**** GIVEN ENTRIES
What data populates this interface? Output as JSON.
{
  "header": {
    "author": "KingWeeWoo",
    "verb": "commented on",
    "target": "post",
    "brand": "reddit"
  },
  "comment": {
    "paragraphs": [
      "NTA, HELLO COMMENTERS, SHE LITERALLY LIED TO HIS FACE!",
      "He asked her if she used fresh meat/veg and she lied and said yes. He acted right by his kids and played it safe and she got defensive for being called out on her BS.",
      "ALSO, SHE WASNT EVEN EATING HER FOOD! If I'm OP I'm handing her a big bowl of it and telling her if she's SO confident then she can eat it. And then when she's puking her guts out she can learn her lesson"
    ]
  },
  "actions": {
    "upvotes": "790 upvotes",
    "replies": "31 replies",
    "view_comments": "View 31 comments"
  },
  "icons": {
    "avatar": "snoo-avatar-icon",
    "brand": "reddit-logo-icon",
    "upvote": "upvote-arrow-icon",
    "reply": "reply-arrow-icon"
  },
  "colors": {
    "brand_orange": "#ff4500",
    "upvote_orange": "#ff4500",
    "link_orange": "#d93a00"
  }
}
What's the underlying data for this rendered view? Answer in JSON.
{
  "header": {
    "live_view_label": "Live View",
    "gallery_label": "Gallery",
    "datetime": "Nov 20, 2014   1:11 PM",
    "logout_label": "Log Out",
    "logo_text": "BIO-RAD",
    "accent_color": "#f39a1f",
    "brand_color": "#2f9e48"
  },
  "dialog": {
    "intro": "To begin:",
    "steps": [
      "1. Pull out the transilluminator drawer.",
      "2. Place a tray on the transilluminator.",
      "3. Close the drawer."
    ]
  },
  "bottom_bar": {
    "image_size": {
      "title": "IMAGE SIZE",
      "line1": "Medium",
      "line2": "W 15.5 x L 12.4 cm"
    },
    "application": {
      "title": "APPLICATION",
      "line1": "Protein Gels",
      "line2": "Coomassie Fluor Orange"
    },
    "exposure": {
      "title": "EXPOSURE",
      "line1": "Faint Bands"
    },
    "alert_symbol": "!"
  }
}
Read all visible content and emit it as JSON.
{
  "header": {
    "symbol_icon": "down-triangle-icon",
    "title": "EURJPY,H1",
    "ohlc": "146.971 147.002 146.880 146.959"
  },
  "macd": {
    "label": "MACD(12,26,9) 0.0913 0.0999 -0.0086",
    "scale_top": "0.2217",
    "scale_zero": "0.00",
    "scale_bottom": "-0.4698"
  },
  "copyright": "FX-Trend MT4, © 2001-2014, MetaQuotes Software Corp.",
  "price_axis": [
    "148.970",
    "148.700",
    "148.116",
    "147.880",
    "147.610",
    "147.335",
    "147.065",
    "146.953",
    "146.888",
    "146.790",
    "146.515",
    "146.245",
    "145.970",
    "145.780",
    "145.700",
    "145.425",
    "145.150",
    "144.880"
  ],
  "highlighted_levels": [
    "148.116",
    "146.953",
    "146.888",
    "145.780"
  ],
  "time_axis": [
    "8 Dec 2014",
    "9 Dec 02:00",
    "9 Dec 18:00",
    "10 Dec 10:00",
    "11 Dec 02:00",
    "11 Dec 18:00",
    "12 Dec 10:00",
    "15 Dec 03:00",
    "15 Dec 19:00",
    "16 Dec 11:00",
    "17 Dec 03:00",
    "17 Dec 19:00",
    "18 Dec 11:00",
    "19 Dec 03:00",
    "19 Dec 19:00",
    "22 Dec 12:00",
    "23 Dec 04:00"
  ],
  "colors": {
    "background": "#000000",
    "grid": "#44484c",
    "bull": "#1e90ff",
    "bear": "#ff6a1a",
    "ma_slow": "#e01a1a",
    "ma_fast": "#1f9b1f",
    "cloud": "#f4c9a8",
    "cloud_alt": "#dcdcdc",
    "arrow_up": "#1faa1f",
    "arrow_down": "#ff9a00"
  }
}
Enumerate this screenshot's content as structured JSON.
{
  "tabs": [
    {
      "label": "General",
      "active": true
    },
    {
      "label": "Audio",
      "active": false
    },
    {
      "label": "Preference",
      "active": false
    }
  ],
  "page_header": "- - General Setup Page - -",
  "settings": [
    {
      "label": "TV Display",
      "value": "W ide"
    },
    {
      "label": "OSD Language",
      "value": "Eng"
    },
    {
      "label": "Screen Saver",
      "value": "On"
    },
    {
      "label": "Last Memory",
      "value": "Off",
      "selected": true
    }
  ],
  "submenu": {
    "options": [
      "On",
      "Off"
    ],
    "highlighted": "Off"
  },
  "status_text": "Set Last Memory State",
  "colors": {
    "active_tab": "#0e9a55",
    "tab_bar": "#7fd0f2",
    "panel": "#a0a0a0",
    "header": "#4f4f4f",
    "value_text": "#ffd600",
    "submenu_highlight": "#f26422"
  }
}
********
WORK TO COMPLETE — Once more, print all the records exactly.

TASK SOLUTION —
What data populates this interface? Output as JSON.
{
  "header": {
    "author": "KingWeeWoo",
    "verb": "commented on",
    "target": "post",
    "brand": "reddit"
  },
  "comment": {
    "paragraphs": [
      "NTA, HELLO COMMENTERS, SHE LITERALLY LIED TO HIS FACE!",
      "He asked her if she used fresh meat/veg and she lied and said yes. He acted right by his kids and played it safe and she got defensive for being called out on her BS.",
      "ALSO, SHE WASNT EVEN EATING HER FOOD! If I'm OP I'm handing her a big bowl of it and telling her if she's SO confident then she can eat it. And then when she's puking her guts out she can learn her lesson"
    ]
  },
  "actions": {
    "upvotes": "790 upvotes",
    "replies": "31 replies",
    "view_comments": "View 31 comments"
  },
  "icons": {
    "avatar": "snoo-avatar-icon",
    "brand": "reddit-logo-icon",
    "upvote": "upvote-arrow-icon",
    "reply": "reply-arrow-icon"
  },
  "colors": {
    "brand_orange": "#ff4500",
    "upvote_orange": "#ff4500",
    "link_orange": "#d93a00"
  }
}
What's the underlying data for this rendered view? Answer in JSON.
{
  "header": {
    "live_view_label": "Live View",
    "gallery_label": "Gallery",
    "datetime": "Nov 20, 2014   1:11 PM",
    "logout_label": "Log Out",
    "logo_text": "BIO-RAD",
    "accent_color": "#f39a1f",
    "brand_color": "#2f9e48"
  },
  "dialog": {
    "intro": "To begin:",
    "steps": [
      "1. Pull out the transilluminator drawer.",
      "2. Place a tray on the transilluminator.",
      "3. Close the drawer."
    ]
  },
  "bottom_bar": {
    "image_size": {
      "title": "IMAGE SIZE",
      "line1": "Medium",
      "line2": "W 15.5 x L 12.4 cm"
    },
    "application": {
      "title": "APPLICATION",
      "line1": "Protein Gels",
      "line2": "Coomassie Fluor Orange"
    },
    "exposure": {
      "title": "EXPOSURE",
      "line1": "Faint Bands"
    },
    "alert_symbol": "!"
  }
}
Read all visible content and emit it as JSON.
{
  "header": {
    "symbol_icon": "down-triangle-icon",
    "title": "EURJPY,H1",
    "ohlc": "146.971 147.002 146.880 146.959"
  },
  "macd": {
    "label": "MACD(12,26,9) 0.0913 0.0999 -0.0086",
    "scale_top": "0.2217",
    "scale_zero": "0.00",
    "scale_bottom": "-0.4698"
  },
  "copyright": "FX-Trend MT4, © 2001-2014, MetaQuotes Software Corp.",
  "price_axis": [
    "148.970",
    "148.700",
    "148.116",
    "147.880",
    "147.610",
    "147.335",
    "147.065",
    "146.953",
    "146.888",
    "146.790",
    "146.515",
    "146.245",
    "145.970",
    "145.780",
    "145.700",
    "145.425",
    "145.150",
    "144.880"
  ],
  "highlighted_levels": [
    "148.116",
    "146.953",
    "146.888",
    "145.780"
  ],
  "time_axis": [
    "8 Dec 2014",
    "9 Dec 02:00",
    "9 Dec 18:00",
    "10 Dec 10:00",
    "11 Dec 02:00",
    "11 Dec 18:00",
    "12 Dec 10:00",
    "15 Dec 03:00",
    "15 Dec 19:00",
    "16 Dec 11:00",
    "17 Dec 03:00",
    "17 Dec 19:00",
    "18 Dec 11:00",
    "19 Dec 03:00",
    "19 Dec 19:00",
    "22 Dec 12:00",
    "23 Dec 04:00"
  ],
  "colors": {
    "background": "#000000",
    "grid": "#44484c",
    "bull": "#1e90ff",
    "bear": "#ff6a1a",
    "ma_slow": "#e01a1a",
    "ma_fast": "#1f9b1f",
    "cloud": "#f4c9a8",
    "cloud_alt": "#dcdcdc",
    "arrow_up": "#1faa1f",
    "arrow_down": "#ff9a00"
  }
}
Enumerate this screenshot's content as structured JSON.
{
  "tabs": [
    {
      "label": "General",
      "active": true
    },
    {
      "label": "Audio",
      "active": false
    },
    {
      "label": "Preference",
      "active": false
    }
  ],
  "page_header": "- - General Setup Page - -",
  "settings": [
    {
      "label": "TV Display",
      "value": "W ide"
    },
    {
      "label": "OSD Language",
      "value": "Eng"
    },
    {
      "label": "Screen Saver",
      "value": "On"
    },
    {
      "label": "Last Memory",
      "value": "Off",
      "selected": true
    }
  ],
  "submenu": {
    "options": [
      "On",
      "Off"
    ],
    "highlighted": "Off"
  },
  "status_text": "Set Last Memory State",
  "colors": {
    "active_tab": "#0e9a55",
    "tab_bar": "#7fd0f2",
    "panel": "#a0a0a0",
    "header": "#4f4f4f",
    "value_text": "#ffd600",
    "submenu_highlight": "#f26422"
  }
}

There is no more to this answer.